** Opening The records block **

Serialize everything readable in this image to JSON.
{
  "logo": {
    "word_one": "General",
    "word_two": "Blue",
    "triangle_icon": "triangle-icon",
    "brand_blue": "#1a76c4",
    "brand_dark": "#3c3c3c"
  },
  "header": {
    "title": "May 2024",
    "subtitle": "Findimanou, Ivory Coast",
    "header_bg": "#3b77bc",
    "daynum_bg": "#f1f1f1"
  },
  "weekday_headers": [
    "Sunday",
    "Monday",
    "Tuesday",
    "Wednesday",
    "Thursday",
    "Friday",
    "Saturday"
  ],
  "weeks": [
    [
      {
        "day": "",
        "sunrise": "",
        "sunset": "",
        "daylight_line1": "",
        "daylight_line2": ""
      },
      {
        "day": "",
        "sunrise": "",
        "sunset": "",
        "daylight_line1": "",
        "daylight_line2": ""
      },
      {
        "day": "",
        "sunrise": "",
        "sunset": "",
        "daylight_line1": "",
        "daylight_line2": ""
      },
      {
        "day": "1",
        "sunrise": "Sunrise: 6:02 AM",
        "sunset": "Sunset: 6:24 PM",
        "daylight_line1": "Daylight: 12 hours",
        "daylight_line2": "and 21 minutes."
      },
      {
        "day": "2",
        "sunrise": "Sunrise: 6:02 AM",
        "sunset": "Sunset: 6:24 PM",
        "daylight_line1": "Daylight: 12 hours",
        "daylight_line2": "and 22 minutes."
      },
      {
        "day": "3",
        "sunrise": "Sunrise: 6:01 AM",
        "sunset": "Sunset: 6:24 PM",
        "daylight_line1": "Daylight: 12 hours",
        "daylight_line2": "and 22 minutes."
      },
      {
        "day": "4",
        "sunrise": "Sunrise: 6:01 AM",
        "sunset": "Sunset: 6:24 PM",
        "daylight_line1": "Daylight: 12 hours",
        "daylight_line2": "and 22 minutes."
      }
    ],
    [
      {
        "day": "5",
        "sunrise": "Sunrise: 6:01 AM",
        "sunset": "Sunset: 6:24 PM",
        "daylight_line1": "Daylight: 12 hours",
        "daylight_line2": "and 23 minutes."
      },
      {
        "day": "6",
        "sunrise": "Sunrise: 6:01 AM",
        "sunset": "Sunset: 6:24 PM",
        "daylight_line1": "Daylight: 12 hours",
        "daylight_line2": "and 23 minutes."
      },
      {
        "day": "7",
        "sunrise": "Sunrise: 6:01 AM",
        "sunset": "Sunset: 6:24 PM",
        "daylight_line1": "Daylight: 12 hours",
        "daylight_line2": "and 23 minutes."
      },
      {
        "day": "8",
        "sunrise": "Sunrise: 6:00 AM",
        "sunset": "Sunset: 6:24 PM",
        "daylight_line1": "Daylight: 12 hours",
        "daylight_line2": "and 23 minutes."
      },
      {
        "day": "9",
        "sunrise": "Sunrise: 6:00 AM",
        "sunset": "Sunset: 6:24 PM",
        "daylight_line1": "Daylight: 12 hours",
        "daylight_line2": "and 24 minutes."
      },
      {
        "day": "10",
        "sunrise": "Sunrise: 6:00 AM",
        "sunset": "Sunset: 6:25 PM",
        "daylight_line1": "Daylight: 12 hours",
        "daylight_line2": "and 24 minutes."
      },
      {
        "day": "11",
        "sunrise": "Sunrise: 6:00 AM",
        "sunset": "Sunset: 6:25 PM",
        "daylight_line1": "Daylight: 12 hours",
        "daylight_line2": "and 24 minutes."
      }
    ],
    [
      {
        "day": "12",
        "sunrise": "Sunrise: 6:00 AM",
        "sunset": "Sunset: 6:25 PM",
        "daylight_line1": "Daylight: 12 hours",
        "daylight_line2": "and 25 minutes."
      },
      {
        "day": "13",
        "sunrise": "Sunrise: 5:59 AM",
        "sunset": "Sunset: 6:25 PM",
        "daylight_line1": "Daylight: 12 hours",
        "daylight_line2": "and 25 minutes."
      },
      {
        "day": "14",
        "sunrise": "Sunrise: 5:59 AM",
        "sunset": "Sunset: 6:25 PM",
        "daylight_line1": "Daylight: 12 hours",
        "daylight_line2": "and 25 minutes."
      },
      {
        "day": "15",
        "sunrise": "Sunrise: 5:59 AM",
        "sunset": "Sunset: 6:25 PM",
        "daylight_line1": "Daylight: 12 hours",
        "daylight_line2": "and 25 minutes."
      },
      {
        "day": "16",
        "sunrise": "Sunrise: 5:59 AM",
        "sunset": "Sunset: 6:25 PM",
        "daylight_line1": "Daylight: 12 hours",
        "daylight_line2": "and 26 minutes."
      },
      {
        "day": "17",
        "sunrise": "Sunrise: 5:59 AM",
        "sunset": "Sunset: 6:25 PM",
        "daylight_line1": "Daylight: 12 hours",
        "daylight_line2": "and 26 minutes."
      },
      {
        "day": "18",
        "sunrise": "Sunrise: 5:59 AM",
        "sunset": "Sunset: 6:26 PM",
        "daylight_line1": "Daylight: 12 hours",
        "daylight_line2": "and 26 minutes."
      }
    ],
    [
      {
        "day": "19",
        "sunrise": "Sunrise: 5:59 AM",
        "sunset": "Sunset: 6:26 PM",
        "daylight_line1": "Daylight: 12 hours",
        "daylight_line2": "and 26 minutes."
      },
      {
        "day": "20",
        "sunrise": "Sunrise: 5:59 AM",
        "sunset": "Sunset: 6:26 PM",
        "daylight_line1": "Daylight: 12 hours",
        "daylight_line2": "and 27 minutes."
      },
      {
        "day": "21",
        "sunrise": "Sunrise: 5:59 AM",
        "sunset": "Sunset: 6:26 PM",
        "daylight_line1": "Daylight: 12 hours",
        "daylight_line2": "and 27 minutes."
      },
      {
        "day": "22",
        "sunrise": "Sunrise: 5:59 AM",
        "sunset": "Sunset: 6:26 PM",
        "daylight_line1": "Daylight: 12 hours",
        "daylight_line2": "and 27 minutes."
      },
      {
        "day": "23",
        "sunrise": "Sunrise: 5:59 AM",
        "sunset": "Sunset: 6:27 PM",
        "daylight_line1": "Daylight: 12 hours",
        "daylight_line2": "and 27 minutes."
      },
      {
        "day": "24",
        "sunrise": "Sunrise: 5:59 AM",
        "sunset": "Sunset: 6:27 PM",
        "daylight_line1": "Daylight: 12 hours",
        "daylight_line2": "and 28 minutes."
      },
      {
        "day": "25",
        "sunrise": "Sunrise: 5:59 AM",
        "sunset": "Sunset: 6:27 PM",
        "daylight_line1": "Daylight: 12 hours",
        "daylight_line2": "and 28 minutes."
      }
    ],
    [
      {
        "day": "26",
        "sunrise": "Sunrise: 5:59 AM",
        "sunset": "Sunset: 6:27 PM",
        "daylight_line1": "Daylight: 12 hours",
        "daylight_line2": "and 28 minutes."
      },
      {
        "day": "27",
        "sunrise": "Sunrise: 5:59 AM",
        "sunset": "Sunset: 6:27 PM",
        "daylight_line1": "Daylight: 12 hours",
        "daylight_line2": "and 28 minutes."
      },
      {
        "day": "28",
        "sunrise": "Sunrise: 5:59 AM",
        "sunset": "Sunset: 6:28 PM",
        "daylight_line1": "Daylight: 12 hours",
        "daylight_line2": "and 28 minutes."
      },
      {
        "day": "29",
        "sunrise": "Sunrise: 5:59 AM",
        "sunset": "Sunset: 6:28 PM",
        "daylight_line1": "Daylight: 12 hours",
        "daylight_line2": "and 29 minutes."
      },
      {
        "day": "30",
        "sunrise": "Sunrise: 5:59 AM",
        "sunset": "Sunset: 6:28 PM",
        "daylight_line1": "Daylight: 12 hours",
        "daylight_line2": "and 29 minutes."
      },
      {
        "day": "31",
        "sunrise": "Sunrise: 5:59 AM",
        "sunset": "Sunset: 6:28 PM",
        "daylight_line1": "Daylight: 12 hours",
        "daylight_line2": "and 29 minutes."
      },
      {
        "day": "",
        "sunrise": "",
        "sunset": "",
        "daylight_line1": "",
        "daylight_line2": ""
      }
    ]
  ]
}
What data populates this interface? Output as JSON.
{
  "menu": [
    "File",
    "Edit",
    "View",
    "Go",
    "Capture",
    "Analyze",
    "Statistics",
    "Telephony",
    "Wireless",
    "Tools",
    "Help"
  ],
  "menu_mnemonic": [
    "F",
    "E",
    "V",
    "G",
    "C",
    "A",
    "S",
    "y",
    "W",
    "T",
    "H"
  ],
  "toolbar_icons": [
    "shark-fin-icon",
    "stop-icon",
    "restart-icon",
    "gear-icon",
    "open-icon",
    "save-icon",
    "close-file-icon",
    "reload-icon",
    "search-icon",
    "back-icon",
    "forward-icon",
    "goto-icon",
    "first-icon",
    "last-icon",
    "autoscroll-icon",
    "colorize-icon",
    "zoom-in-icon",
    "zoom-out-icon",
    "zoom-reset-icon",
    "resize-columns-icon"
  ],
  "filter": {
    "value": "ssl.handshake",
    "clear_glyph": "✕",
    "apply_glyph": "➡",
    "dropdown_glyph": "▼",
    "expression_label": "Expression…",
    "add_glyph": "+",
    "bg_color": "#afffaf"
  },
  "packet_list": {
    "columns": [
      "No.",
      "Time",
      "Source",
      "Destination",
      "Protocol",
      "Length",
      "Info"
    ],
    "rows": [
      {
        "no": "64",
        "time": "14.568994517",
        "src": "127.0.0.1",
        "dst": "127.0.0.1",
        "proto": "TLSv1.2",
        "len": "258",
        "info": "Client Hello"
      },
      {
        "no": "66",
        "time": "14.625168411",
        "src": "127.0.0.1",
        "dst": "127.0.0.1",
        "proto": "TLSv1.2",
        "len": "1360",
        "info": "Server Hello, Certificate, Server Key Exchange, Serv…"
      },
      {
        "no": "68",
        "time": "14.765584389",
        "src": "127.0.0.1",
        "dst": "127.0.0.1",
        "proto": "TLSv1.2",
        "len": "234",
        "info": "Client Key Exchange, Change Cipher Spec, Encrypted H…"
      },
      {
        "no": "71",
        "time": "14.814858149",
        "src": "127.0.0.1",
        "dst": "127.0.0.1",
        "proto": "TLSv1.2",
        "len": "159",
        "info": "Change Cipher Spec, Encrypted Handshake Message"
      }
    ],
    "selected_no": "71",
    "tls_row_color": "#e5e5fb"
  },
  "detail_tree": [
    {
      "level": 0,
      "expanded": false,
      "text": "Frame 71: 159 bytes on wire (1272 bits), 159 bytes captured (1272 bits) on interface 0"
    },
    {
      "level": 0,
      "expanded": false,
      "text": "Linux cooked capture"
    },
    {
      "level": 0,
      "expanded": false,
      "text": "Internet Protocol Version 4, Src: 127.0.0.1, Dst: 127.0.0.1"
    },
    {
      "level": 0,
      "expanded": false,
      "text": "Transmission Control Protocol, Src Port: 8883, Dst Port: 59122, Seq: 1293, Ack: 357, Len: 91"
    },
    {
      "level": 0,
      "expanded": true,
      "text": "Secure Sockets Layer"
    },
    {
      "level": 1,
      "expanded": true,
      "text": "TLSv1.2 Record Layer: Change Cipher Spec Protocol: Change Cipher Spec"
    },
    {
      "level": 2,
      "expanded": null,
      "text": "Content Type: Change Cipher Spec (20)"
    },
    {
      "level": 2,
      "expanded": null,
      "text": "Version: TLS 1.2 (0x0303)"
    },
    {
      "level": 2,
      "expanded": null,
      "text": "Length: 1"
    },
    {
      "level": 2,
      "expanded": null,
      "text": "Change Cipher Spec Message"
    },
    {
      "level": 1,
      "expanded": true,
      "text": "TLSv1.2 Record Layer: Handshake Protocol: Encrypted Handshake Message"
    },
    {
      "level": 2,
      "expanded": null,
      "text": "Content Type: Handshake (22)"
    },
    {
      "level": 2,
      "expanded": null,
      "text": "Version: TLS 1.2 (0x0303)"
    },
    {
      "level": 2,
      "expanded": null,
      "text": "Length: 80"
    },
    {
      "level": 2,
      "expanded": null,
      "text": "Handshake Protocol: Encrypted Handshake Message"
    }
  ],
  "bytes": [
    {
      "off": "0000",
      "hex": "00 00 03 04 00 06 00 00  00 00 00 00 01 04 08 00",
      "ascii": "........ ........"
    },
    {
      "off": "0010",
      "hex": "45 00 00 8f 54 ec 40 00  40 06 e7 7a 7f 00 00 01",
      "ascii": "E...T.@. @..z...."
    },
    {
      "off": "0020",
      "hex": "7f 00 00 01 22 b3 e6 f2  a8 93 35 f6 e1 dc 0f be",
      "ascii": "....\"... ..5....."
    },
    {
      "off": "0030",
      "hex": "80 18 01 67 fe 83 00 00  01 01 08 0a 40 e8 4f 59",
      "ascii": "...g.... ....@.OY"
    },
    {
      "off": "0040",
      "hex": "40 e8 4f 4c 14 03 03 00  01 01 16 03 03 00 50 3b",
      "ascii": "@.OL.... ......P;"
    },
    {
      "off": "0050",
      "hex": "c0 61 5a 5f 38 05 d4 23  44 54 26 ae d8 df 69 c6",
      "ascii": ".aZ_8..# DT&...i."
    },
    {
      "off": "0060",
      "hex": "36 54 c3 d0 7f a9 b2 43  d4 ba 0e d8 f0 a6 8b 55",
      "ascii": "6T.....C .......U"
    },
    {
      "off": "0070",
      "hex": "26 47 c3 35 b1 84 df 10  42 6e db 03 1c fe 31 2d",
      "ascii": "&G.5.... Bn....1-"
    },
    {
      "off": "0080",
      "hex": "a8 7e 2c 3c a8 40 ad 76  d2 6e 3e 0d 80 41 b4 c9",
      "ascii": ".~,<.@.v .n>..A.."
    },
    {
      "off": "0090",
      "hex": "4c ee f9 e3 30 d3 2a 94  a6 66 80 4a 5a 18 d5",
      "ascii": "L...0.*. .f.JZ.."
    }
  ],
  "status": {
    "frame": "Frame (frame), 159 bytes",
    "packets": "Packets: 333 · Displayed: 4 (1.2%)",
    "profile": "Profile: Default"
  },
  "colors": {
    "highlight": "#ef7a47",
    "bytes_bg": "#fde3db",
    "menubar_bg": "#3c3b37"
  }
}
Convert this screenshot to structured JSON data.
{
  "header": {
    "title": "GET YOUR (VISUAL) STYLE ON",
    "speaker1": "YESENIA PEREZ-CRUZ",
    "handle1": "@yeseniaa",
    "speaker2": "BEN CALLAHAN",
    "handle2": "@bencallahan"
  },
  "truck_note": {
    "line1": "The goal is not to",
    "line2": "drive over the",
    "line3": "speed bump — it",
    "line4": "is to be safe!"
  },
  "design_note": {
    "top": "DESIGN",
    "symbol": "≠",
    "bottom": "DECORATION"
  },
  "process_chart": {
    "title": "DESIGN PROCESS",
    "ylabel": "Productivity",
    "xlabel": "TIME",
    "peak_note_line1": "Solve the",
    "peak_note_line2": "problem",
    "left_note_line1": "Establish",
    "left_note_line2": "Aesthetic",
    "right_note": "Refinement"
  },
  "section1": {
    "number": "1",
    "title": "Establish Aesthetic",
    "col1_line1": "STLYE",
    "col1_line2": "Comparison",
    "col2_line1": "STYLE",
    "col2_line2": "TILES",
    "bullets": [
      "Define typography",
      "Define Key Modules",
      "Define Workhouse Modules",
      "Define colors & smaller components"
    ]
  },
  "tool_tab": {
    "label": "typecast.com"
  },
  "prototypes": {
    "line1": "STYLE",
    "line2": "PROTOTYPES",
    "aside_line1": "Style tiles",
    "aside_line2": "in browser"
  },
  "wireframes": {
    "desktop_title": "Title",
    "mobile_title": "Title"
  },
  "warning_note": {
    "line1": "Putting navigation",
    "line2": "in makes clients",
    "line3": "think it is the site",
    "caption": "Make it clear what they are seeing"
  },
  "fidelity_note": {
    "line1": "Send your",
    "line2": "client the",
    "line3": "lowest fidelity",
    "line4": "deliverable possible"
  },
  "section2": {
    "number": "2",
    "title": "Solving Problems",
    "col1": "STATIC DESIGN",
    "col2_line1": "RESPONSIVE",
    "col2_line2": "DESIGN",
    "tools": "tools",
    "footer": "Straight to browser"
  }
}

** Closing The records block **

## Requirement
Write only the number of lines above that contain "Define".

## Answer box
4